The Heineken Group employs its employees in the Netherlands through a service company, Heineken Nederlands Beheer BV (HNB). HNB then seconds its personnel to the various operating companies of the Heineken group in the Netherlands. Seventy employees of HNB, including Mr Roest, worked in the catering department and were seconded to Heineken Nederland BV, which provided catering for workers in the Heineken group on various sites. On 1 March 2005, this catering function was outsourced to Albron Catering. Mr Roest became an employee of Albron on that date.

Mr Roest and his trade union subsequently brought an action before the Dutch courts seeking a judgement that the transfer of the catering operations was a transfer of undertaking within the meaning of the ARD and asking the Dutch courts to enforce the terms of his employment relationship with Heineken and to backdate this to the point where Albron took over the catering for Heineken. The question about whether the ARD applied was referred to the ECJ.

The ECJ took a purposive approach in deciding that the ARD can provide protection to employees in this situation, provided they are assigned permanently to the undertaking being transferred. This is because the automatic transfer principle, as set out in the ARD, applies not only where there is a contract of employment but also where there is an employment relationship. In practical terms this means that a group company which has no contractual relationship with the affected employees but which is responsible for running the business in which the employees work can be a transferor.

Impact on employers

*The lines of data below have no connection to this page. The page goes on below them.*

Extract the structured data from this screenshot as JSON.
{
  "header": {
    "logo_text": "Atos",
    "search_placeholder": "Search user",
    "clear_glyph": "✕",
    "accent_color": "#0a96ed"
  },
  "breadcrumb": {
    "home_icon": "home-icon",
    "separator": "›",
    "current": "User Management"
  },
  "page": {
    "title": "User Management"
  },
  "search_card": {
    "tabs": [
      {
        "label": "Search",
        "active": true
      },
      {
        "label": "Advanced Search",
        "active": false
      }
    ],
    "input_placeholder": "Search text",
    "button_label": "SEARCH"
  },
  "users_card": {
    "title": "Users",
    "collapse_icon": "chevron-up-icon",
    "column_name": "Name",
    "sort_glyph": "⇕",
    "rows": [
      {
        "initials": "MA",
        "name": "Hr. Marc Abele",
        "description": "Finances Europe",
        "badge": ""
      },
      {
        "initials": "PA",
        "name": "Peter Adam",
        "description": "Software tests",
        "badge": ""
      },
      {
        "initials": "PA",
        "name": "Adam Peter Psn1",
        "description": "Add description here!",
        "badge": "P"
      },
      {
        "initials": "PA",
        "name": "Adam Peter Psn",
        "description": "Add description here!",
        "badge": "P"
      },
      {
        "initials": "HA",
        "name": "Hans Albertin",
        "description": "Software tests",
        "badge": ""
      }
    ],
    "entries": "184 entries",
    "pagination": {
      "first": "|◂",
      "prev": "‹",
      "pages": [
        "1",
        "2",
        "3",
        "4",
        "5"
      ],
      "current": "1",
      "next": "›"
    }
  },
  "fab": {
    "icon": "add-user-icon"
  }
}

  • In this case, the ECJ was prepared to pierce the corporate veil so that the purpose of ARD was achieved.
  • The wording of TUPE does not, on a literal interpretation, apply to a non-contractual employer. It provides for the transfer of employees who are employed by the transferor and assigned to the undertaking. Generally, the courts and tribunals in the UK have so far been reluctant to look behind the corporate structure, except where it is being relied on as a sham.
  • However, if a similar case were to come before a tribunal in the UK now, it would be required to take account of this decision in order to interpret TUPE purposively and achieve an outcome consistent with the objectives of the ARD. If necessary, a tribunal can go so far as to add words into national legislation to achieve this (as happened in the case of Coleman, in relation to associative disability discrimination).
  • It is likely that tribunals in the UK would follow this decision and interpret TUPE as applying in the case of non-contractual as well as contractual employment relationships, so that group employment structures, set up for administrative and management convenience, would not frustrate the protections granted by TUPE.
  • Parties involved in the sale and purchase of businesses whose employees are employed by another group company should, therefore, pay heed to this potential TUPE risk and take service company employees into account. In those circumstances, the seller should, prior to a transfer:
  1. provide information to and consult with representatives of the affected employees (including service company employees engaged in the business being transferred);
  2. disclose information about all such employees; and
  3. consider whether it is necessary to re-assign any such employees to other areas of the business so that they do not transfer.